> _SUPPLIED RECORDS_:
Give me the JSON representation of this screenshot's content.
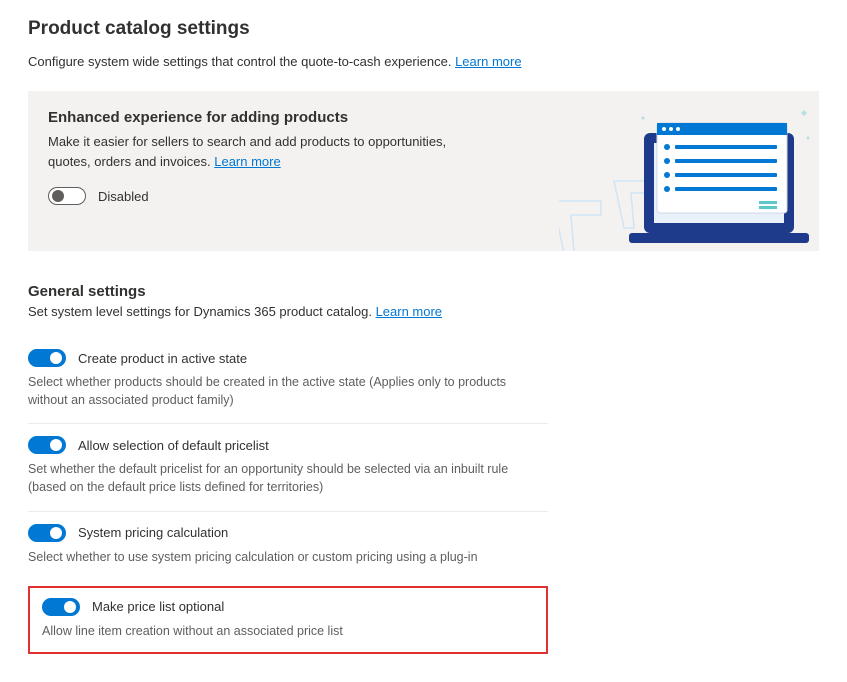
{
  "header": {
    "title": "Product catalog settings",
    "subtitle": "Configure system wide settings that control the quote-to-cash experience.",
    "learn_more": "Learn more"
  },
  "banner": {
    "title": "Enhanced experience for adding products",
    "desc": "Make it easier for sellers to search and add products to opportunities, quotes, orders and invoices.",
    "learn_more": "Learn more",
    "toggle_label": "Disabled",
    "toggle_on": false
  },
  "general": {
    "title": "General settings",
    "sub": "Set system level settings for Dynamics 365 product catalog.",
    "learn_more": "Learn more",
    "settings": [
      {
        "label": "Create product in active state",
        "desc": "Select whether products should be created in the active state (Applies only to products without an associated product family)",
        "on": true
      },
      {
        "label": "Allow selection of default pricelist",
        "desc": "Set whether the default pricelist for an opportunity should be selected via an inbuilt rule (based on the default price lists defined for territories)",
        "on": true
      },
      {
        "label": "System pricing calculation",
        "desc": "Select whether to use system pricing calculation or custom pricing using a plug-in",
        "on": true
      },
      {
        "label": "Make price list optional",
        "desc": "Allow line item creation without an associated price list",
        "on": true,
        "highlighted": true
      }
    ]
  }
}
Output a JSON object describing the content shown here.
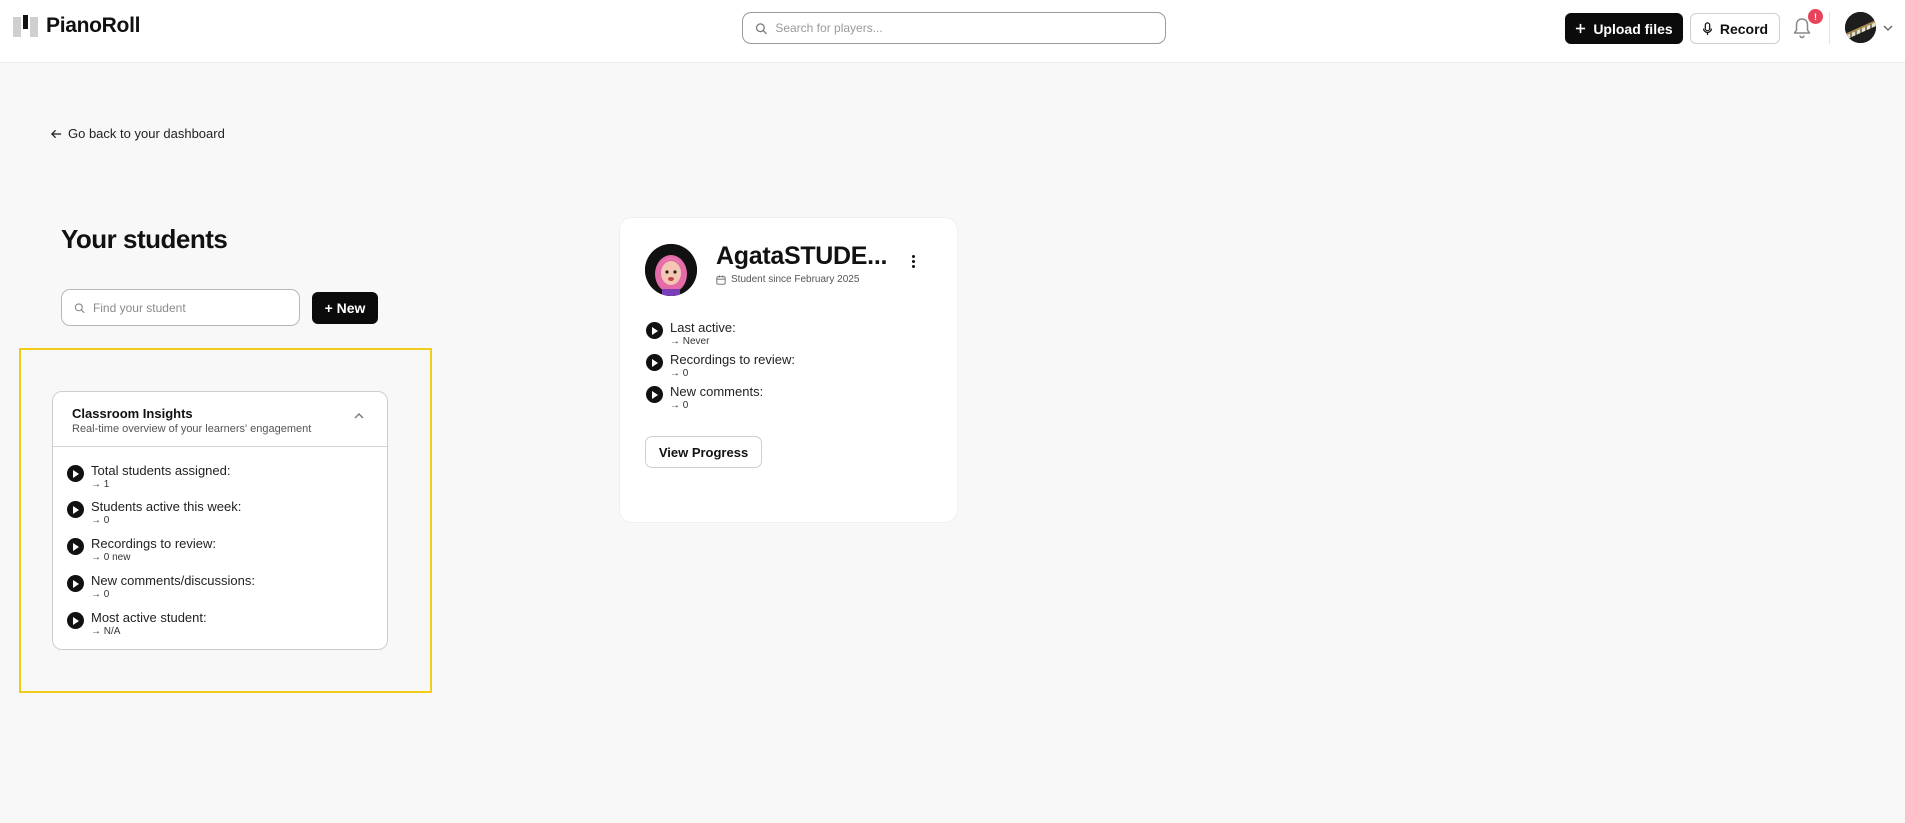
{
  "app": {
    "name": "PianoRoll"
  },
  "header": {
    "search_placeholder": "Search for players...",
    "upload_label": "Upload files",
    "record_label": "Record",
    "notification_count": "!"
  },
  "nav": {
    "back_label": "Go back to your dashboard"
  },
  "students": {
    "title": "Your students",
    "search_placeholder": "Find your student",
    "new_label": "+ New"
  },
  "insights": {
    "title": "Classroom Insights",
    "subtitle": "Real-time overview of your learners' engagement",
    "stats": [
      {
        "label": "Total students assigned:",
        "value": "→ 1"
      },
      {
        "label": "Students active this week:",
        "value": "→ 0"
      },
      {
        "label": "Recordings to review:",
        "value": "→ 0 new"
      },
      {
        "label": "New comments/discussions:",
        "value": "→ 0"
      },
      {
        "label": "Most active student:",
        "value": "→ N/A"
      }
    ]
  },
  "student_card": {
    "name": "AgataSTUDE...",
    "since": "Student since February 2025",
    "stats": [
      {
        "label": "Last active:",
        "value": "→ Never"
      },
      {
        "label": "Recordings to review:",
        "value": "→ 0"
      },
      {
        "label": "New comments:",
        "value": "→ 0"
      }
    ],
    "progress_label": "View Progress"
  },
  "colors": {
    "accent_black": "#0b0b0b",
    "highlight_yellow": "#f2cc1a",
    "notification_red": "#e8435a",
    "page_bg": "#f8f8f8"
  }
}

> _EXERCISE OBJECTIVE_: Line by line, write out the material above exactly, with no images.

> _EXERCISE OUTPUT_:
Give me the JSON representation of this screenshot's content.
{
  "header": {
    "title": "Product catalog settings",
    "subtitle": "Configure system wide settings that control the quote-to-cash experience.",
    "learn_more": "Learn more"
  },
  "banner": {
    "title": "Enhanced experience for adding products",
    "desc": "Make it easier for sellers to search and add products to opportunities, quotes, orders and invoices.",
    "learn_more": "Learn more",
    "toggle_label": "Disabled",
    "toggle_on": false
  },
  "general": {
    "title": "General settings",
    "sub": "Set system level settings for Dynamics 365 product catalog.",
    "learn_more": "Learn more",
    "settings": [
      {
        "label": "Create product in active state",
        "desc": "Select whether products should be created in the active state (Applies only to products without an associated product family)",
        "on": true
      },
      {
        "label": "Allow selection of default pricelist",
        "desc": "Set whether the default pricelist for an opportunity should be selected via an inbuilt rule (based on the default price lists defined for territories)",
        "on": true
      },
      {
        "label": "System pricing calculation",
        "desc": "Select whether to use system pricing calculation or custom pricing using a plug-in",
        "on": true
      },
      {
        "label": "Make price list optional",
        "desc": "Allow line item creation without an associated price list",
        "on": true,
        "highlighted": true
      }
    ]
  }
}
Output a JSON object describing the content shown here.
{
  "app": {
    "name": "PianoRoll"
  },
  "header": {
    "search_placeholder": "Search for players...",
    "upload_label": "Upload files",
    "record_label": "Record",
    "notification_count": "!"
  },
  "nav": {
    "back_label": "Go back to your dashboard"
  },
  "students": {
    "title": "Your students",
    "search_placeholder": "Find your student",
    "new_label": "+ New"
  },
  "insights": {
    "title": "Classroom Insights",
    "subtitle": "Real-time overview of your learners' engagement",
    "stats": [
      {
        "label": "Total students assigned:",
        "value": "→ 1"
      },
      {
        "label": "Students active this week:",
        "value": "→ 0"
      },
      {
        "label": "Recordings to review:",
        "value": "→ 0 new"
      },
      {
        "label": "New comments/discussions:",
        "value": "→ 0"
      },
      {
        "label": "Most active student:",
        "value": "→ N/A"
      }
    ]
  },
  "student_card": {
    "name": "AgataSTUDE...",
    "since": "Student since February 2025",
    "stats": [
      {
        "label": "Last active:",
        "value": "→ Never"
      },
      {
        "label": "Recordings to review:",
        "value": "→ 0"
      },
      {
        "label": "New comments:",
        "value": "→ 0"
      }
    ],
    "progress_label": "View Progress"
  },
  "colors": {
    "accent_black": "#0b0b0b",
    "highlight_yellow": "#f2cc1a",
    "notification_red": "#e8435a",
    "page_bg": "#f8f8f8"
  }
}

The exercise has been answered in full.